14:20 So the last story that we have today, this one’s a really fun story. This one comes from artnet.com and it was, and it was written by Naomi Rea and the title says, construction workers uncovered and exceptional 17th century painting while renovating a designer boutique in Paris. So there’s probably some owns in here that I’m going to butcher their names and whatnot. But basically what happened was a workman accidentally uncovered the secret painting behind a fiberboard wall last summer while his team was renovating a building. And one of the nicest parts of the city, the 19th century building on the rood a margin on was formerly owned to a French noble family. And that 10 by 20 foot oil painting is believed to be more than three centuries old. So in art experts said it’s like essentially the holy grail and in their 40 years of restoring artworks is they’ve never seen anything like it. Uh, I thought this was interesting, just real landlords because it’s always fun hearing about these stories. I believe somebody had like, um, a copy of the declaration of independence. They bought like a $5 picture frame once at a flea market and there was an original copy of it or like a page or something that was missing. And I mean, those stories are so fascinating.
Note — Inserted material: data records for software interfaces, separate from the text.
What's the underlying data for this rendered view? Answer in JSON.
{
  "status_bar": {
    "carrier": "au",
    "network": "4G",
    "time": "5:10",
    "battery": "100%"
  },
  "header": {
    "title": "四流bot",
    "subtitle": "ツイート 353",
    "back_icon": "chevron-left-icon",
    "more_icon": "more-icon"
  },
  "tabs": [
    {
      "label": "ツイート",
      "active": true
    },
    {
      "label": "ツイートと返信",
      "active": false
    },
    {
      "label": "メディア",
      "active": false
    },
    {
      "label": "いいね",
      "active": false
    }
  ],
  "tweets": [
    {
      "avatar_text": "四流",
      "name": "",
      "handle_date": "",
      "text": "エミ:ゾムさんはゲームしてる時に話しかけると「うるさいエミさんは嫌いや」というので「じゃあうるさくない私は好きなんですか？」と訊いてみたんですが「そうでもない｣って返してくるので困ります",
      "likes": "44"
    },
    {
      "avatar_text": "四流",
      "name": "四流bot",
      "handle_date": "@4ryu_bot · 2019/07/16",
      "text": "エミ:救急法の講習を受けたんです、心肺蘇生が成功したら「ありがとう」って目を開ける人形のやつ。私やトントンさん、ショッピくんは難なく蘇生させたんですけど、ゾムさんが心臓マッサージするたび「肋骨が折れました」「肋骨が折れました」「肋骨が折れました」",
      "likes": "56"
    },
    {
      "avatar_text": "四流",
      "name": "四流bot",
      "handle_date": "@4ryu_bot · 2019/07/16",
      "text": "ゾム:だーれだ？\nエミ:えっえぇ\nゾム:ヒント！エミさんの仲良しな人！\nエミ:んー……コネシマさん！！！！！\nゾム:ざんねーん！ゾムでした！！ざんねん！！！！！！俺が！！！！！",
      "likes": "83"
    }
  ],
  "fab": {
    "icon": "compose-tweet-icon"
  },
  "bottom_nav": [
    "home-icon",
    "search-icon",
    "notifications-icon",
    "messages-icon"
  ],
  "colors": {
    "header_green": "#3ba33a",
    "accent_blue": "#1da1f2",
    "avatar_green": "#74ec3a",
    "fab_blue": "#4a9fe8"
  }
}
But this is one where this was a commercial property that somebody was going to be leasing out to a art boutique and when they obviously pick the place because there was beautiful artwork throughout the building as it was. Um, but, uh, it said that they talked to the landlord and the owner of the new store, Oscar de la Renta as chief executive Alex bowland struck a deal with the buildings landlord to allow the painting to remain in the boutique. Bowling told The New York Times that he agreed to oversee the restoration if the owner is permitted the painting to remain in place at least until its current tenure lease expires. So the store is expected to open in the late spring. So what an interesting situation to be in as a landlord where you just sign somebody on for a 10 year lease, but they found this absolutely gorgeous painting on the wall that they’re going to be restoring and it said that in the piece or the restore could not speak to the value of the work. The highest price of work by de Vuez has achieved at auction, is $22,765 according to the art net price database. Um, but it was saying that that was considerably smaller one than one discovered in Paris. So this famous painter I guess they’d never had a 10 by 20 mural from him. So it’ll be interesting to see what that eventually gets priced out at. But yeah, how do you handle that as a landlord? Like on the wall, there might be something that’s worth $200,000 and you’re already established with the tenant and whatnot. But what great pr for your property for that new business, I mean, that’s pretty incredible. So, uh, I just thought that was a really fun story. Kind of a interesting way to end this week’s podcast. Next week we are going to be having on if you guys have listened to motivation Mike, a good friend of mine, Michael Sims is going to be on the podcast. I’m following him in and we’re going to have that set up for next Thursday and we’re gonna be talking about, you know, how to set yourself up with goals and be able to really go after things in 2019. Like where do you get your motivation from? Where do you get your gumption from? Where do you find your passion? Mike is like the most lit up fired up person I’ve ever met and I’m just gonna be tapping his mind on that. So be sure to check in next week and if you haven’t listened to his previous podcasts, you can search for motivation mike on rent-prep and all of the stories mentioned today will be in the show notes and yes, uh, of course to hit us up if you have any questions joined the rentprep for landlords facebook group. And if you have any questions about our new platform suggestions, feedback, anything go and check it out at rent-prep. If you sign up for a free account, you can go into the back end and you can see what’s going on there. Hopefully I’ll have some tutorial videos up for you, um, if, uh, if you’re new to the system that you can check out there as well. And you can hit me up at Eric@rent-prep. If you have any feedback, I’d love to hear it. Alright guys, thanks for listening and look forward to catching up with you guys next week. Take care.